People are posting on social media that they’re getting positive COVID results after swabbing their throat for an at-home rapid test rather than doing the recommended nasal swab.
In a TikTok with more than a million views, a reporter demonstrated that when she swabbed her nose for an at-home rapid COVID-19 antigen test, the result was negative.
But when Alison Hall swabbed her throat minutes later and did the same kind of test, it came back positive. She also later confirmed a positive result with a PCR test.
“Moral of the story — consider swabbing your throat in addition to your nose for early detection and get a backup PCR test to confirm,” she says in the video.
#SwabYourThroat also trended on Twitter, as multiple people posted about testing positive to COVID with a throat swab after negative nasal swabs.
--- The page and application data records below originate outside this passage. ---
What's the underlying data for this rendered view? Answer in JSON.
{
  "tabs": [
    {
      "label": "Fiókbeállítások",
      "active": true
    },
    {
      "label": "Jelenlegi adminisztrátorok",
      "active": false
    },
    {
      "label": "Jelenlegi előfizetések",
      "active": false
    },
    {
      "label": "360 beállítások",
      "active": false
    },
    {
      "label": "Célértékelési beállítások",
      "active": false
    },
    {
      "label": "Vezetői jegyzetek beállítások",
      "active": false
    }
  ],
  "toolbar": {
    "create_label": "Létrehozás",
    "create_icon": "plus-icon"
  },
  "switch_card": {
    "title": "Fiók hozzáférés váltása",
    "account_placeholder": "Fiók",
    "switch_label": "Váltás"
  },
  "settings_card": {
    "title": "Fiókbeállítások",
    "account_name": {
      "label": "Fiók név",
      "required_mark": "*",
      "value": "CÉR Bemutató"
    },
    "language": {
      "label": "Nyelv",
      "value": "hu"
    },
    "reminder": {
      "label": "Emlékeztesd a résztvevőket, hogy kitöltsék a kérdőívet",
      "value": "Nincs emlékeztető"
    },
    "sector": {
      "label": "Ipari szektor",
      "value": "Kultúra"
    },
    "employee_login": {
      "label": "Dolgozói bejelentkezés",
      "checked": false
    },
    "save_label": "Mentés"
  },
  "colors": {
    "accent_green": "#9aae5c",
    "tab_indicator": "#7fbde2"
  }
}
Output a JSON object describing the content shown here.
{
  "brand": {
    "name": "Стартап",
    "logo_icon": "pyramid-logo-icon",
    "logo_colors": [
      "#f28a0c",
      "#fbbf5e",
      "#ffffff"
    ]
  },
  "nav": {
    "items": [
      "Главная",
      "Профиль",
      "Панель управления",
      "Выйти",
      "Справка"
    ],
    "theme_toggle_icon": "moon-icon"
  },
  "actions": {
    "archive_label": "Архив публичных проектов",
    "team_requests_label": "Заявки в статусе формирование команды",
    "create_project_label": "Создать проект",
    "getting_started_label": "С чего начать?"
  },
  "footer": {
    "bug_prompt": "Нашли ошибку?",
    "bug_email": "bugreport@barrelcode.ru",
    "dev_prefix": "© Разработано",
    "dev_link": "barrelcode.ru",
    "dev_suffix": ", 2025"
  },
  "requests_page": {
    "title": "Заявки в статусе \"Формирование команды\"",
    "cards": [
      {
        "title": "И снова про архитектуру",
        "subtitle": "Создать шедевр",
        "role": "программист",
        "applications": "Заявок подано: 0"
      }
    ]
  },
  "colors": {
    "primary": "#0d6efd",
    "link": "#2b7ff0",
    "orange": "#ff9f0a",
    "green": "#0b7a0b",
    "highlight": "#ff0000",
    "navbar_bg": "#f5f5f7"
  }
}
Manufacturers recommend nasal swabs, however, and all the data on how well the tests work are based on using it as instructed. As Omicron sends the world to record levels of COVID infections, and long testing lines make it harder to get PCR tests, people are often relying on at-home rapid tests to see if they’re infected. A sore throat is a trademark Omicron symptom and many people report it being their first indication of having the virus.
But experts don’t endorse throat swabbing — even if some of them are doing it themselves on their own home tests. For one, the FDA does not recommend using tests incorrectly.
Nam Tran, an associate clinical professor in the department of pathology and laboratory medicine who oversees COVID-19 testing efforts at UC Davis Health, told BuzzFeed News that he does not recommend swabbing the throat because a lot of things could affect it, such as food in the throat. Even drinking something beforehand could cause the virus to wash down and not appear on the test.
He acknowledged that it was possible a throat swab result may come back positive earlier. Rapid tests are more likely to give a false negative early on, which may be why people want to swab their throat.
“There’s a biological factor, meaning the virus may replicate more early on in the throat and expand thereafter,” he said. However, it’s not as simple as just using a throat swab to collect it.
“There’s a technological factor,” he said. “How good are you at collecting a nasal swab versus an oral swab?”
A throat swab is more complicated to perform. “Technique matters because you can have a perfect test and if you just swab loosely or lightly because you have a sensitive nose or sensitive mouth, you might not get enough virus for your test to detect it anyway irrespective of where the virus lives,” Tran said.
If someone has symptoms of COVID-19 but gets a negative result on an at-home antigen test, Tran said to go to the doctor or to get a PCR test because it’s important to test over time.
“At some point, the viral concentration goes up high enough where the test will pick it up anyway,” he said. “But if you are symptomatic, test negative, out of the abundance of precaution, you should still mask up, you should still try to stay away from people.”
Michael Mina, chief science officer of eMed, said during a Zoom webinar Thursday that throat swabbing for COVID-19 is still so new, many people might not know how to do it, but he’s hopeful people will learn.
“We know throat swabs can work, but saliva is different,” he said. “Throat swabs might be working because they’re mixing with saliva in terms of where you’re putting your swab in your oropharynx or your cheeks depending on how you’re doing it.”
He said antigen tests have always been less sensitive than PCR tests, but it’s not that antigen tests aren’t detecting Omicron, it’s just that people are becoming infectious with this variant before the virus has a chance to grow into the nose. Like Tran, Mina said symptomatic people should assume they have COVID-19.
Mina said swabbing the throat can be dangerous, so people should follow the FDA guidance, but he acknowledged the FDA also has to exist within tight guidelines that sometimes have more practical than scientific origins.
“I think oftentimes people assume that the way it’s been authorized by the FDA is always optimal, like the spacing with the vaccines,” Mina said. “The three to four weeks was not optimal, that was out of convenience to get the clinical trials done quickly. But then because that’s the data that’s given to the FDA, that’s what the FDA has to authorize because they don’t have other data to suggest otherwise even if the science says a different picture.”
He admitted he does swab his throat when he’s using an at-home test, but if others do the same, they should do so at their own risk.
Blythe Adamson, a health economist and pharmacoepidemiologist serving as principal quantitative scientist at Flatiron Health, told BuzzFeed News that she thinks as soon as scientists believe throat swabbing is safe and effective, the FDA will most likely move quickly to authorize it.
In a statement provided to BuzzFeed News, an FDA spokesperson said COVID-19 tests should be used as authorized.
“The FDA has noted safety concerns regarding self-collection of throat swabs, as they are more complicated than nasal swabs – and if used incorrectly, can cause harm to the patient. The CDC recommends that throat swabs be collected by a trained healthcare provider.”
On Twitter, the FDA said that they don't have any data that suggests throat swabs are accurate.